#### Task details
Every line in the following data that has "DEPARTMENT" counts toward the total; state that total alone.

#### Data listing

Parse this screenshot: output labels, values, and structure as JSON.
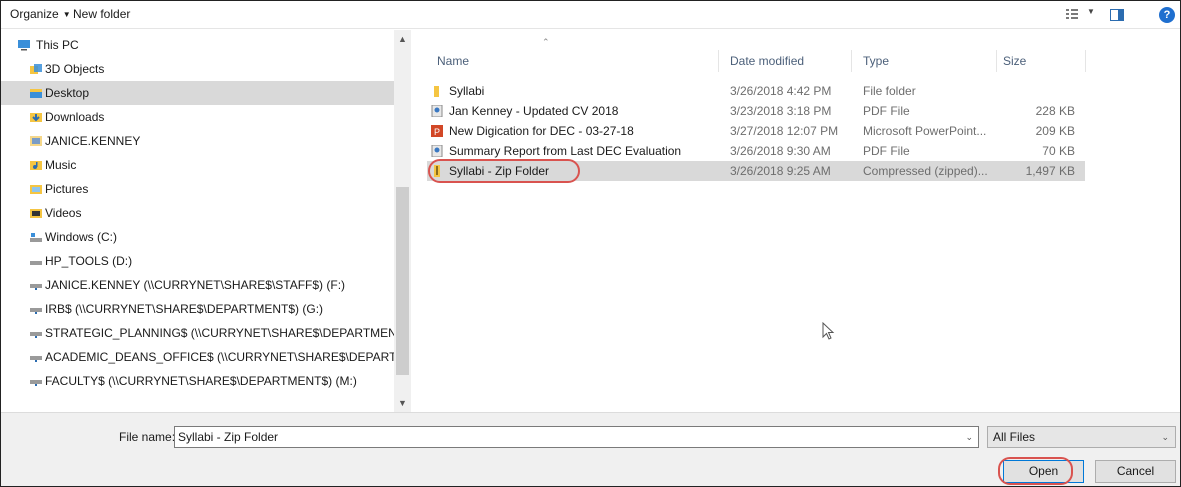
{
  "toolbar": {
    "organize_label": "Organize",
    "new_folder_label": "New folder"
  },
  "nav": {
    "items": [
      {
        "label": "This PC",
        "icon": "computer-icon"
      },
      {
        "label": "3D Objects",
        "icon": "3d-objects-icon"
      },
      {
        "label": "Desktop",
        "icon": "desktop-folder-icon",
        "selected": true
      },
      {
        "label": "Downloads",
        "icon": "downloads-icon"
      },
      {
        "label": "JANICE.KENNEY",
        "icon": "user-folder-icon"
      },
      {
        "label": "Music",
        "icon": "music-icon"
      },
      {
        "label": "Pictures",
        "icon": "pictures-icon"
      },
      {
        "label": "Videos",
        "icon": "videos-icon"
      },
      {
        "label": "Windows (C:)",
        "icon": "drive-icon"
      },
      {
        "label": "HP_TOOLS (D:)",
        "icon": "drive-icon"
      },
      {
        "label": "JANICE.KENNEY (\\\\CURRYNET\\SHARE$\\STAFF$) (F:)",
        "icon": "network-drive-icon"
      },
      {
        "label": "IRB$ (\\\\CURRYNET\\SHARE$\\DEPARTMENT$) (G:)",
        "icon": "network-drive-icon"
      },
      {
        "label": "STRATEGIC_PLANNING$ (\\\\CURRYNET\\SHARE$\\DEPARTMENT$) (I",
        "icon": "network-drive-icon"
      },
      {
        "label": "ACADEMIC_DEANS_OFFICE$ (\\\\CURRYNET\\SHARE$\\DEPARTMEN",
        "icon": "network-drive-icon"
      },
      {
        "label": "FACULTY$ (\\\\CURRYNET\\SHARE$\\DEPARTMENT$) (M:)",
        "icon": "network-drive-icon"
      }
    ]
  },
  "columns": {
    "name": "Name",
    "date": "Date modified",
    "type": "Type",
    "size": "Size"
  },
  "files": [
    {
      "name": "Syllabi",
      "date": "3/26/2018 4:42 PM",
      "type": "File folder",
      "size": "",
      "icon": "folder-icon"
    },
    {
      "name": "Jan Kenney - Updated CV 2018",
      "date": "3/23/2018 3:18 PM",
      "type": "PDF File",
      "size": "228 KB",
      "icon": "pdf-icon"
    },
    {
      "name": "New Digication for DEC - 03-27-18",
      "date": "3/27/2018 12:07 PM",
      "type": "Microsoft PowerPoint...",
      "size": "209 KB",
      "icon": "powerpoint-icon"
    },
    {
      "name": "Summary Report from Last DEC Evaluation",
      "date": "3/26/2018 9:30 AM",
      "type": "PDF File",
      "size": "70 KB",
      "icon": "pdf-icon"
    },
    {
      "name": "Syllabi - Zip Folder",
      "date": "3/26/2018 9:25 AM",
      "type": "Compressed (zipped)...",
      "size": "1,497 KB",
      "icon": "zip-folder-icon",
      "selected": true
    }
  ],
  "footer": {
    "file_name_label": "File name:",
    "file_name_value": "Syllabi - Zip Folder",
    "filter_value": "All Files",
    "open_label": "Open",
    "cancel_label": "Cancel"
  },
  "colors": {
    "selection": "#d9d9d9",
    "highlight_circle": "#d9534f",
    "folder_yellow": "#f5c542",
    "accent_blue": "#0078d7"
  }
}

#### Solution for this problem
3